Note: This post originally appeared on LinkedIn.
They refer to them as “kids,” meaning these employees are still in high school, working through college, or are recent college graduates. The typical complaints about these employees include:
They don’t know how to be on time.
They lack a strong work ethic.
They don’t know how to treat customers.
They expect recognition for everything.
They lack common sense.
There may be some truth to these complaints. There is also a clear root cause for these issues that business leaders need to understand if they employ young people. Here it is:
Young employees lack experience.
Yes. That’s it. The entire explanation. When you are young and working in your first job you have a lot less experience than you do after a twenty year career.
Think about how you learned the lessons you think of today as common sense. Somebody taught you. Perhaps it was a parent, a teacher, or a mentor. More than likely you learned a lot from your first boss.
Guess what, customer service leader? You are their first boss.
That means its up to you to help them develop essential skills that many older workers take for granted. Yes, it will require some patience at times.
I’m glad my first boss was patient with me. The very first customer I ever served was a service failure that was my fault. Here’s me telling that story:
Jeff Toister: Learning from early failure from Work Stories: Experiences that Influence Careers by LinkedIn Learning Instructors
And I made plenty of other mistakes along the way.
But Christie, my boss, taught me the importance of greeting every customer with a smile, knowing your product, and treating coworkers with respect and appreciation because we all need to help each other. I have no idea what I would be doing today if Christie didn’t take a chance on me when I was 16 years old and knew nothing.
Keep this lesson in mind and you’ll do fine.
Many younger employees are eager to learn and do a great job. Young employees also have a fresh perspective that could be beneficial to many businesses. They just need someone to guide them.

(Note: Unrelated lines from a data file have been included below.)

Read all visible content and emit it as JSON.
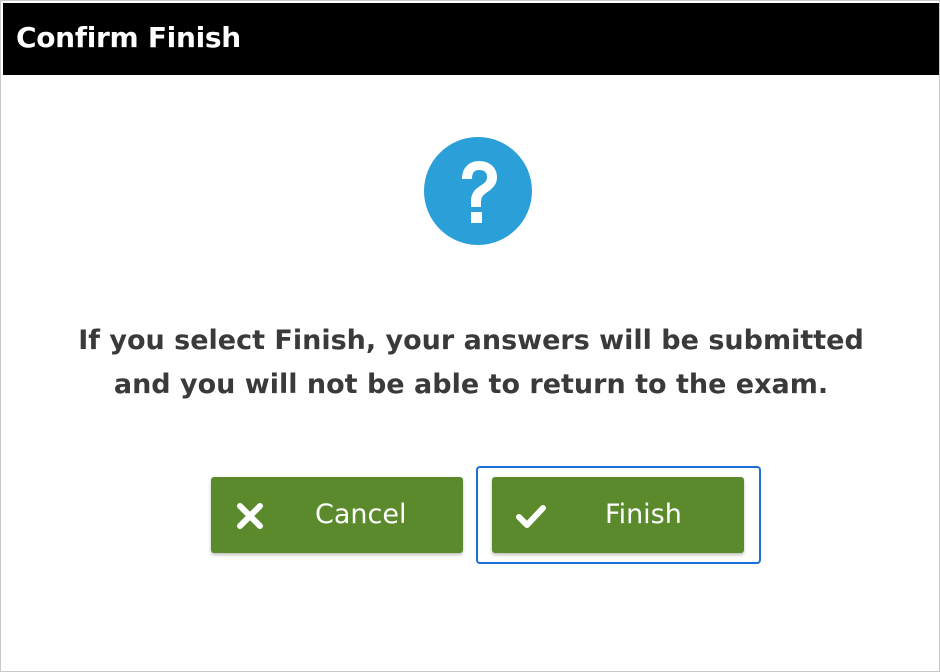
{
  "dialog": {
    "title": "Confirm Finish",
    "icon": "question-circle-icon",
    "message_line1": "If you select Finish, your answers will be submitted",
    "message_line2": "and you will not be able to return to the exam.",
    "cancel_label": "Cancel",
    "cancel_icon": "close-icon",
    "finish_label": "Finish",
    "finish_icon": "checkmark-icon",
    "focused_button": "finish"
  },
  "colors": {
    "titlebar": "#000000",
    "title_text": "#ffffff",
    "icon_circle": "#2a9fd8",
    "message_text": "#3a3a3a",
    "button": "#5b8a2c",
    "focus_ring": "#1c6fd6"
  }
}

You can learn more about managing a customer service team from this course on LinkedIn Learning.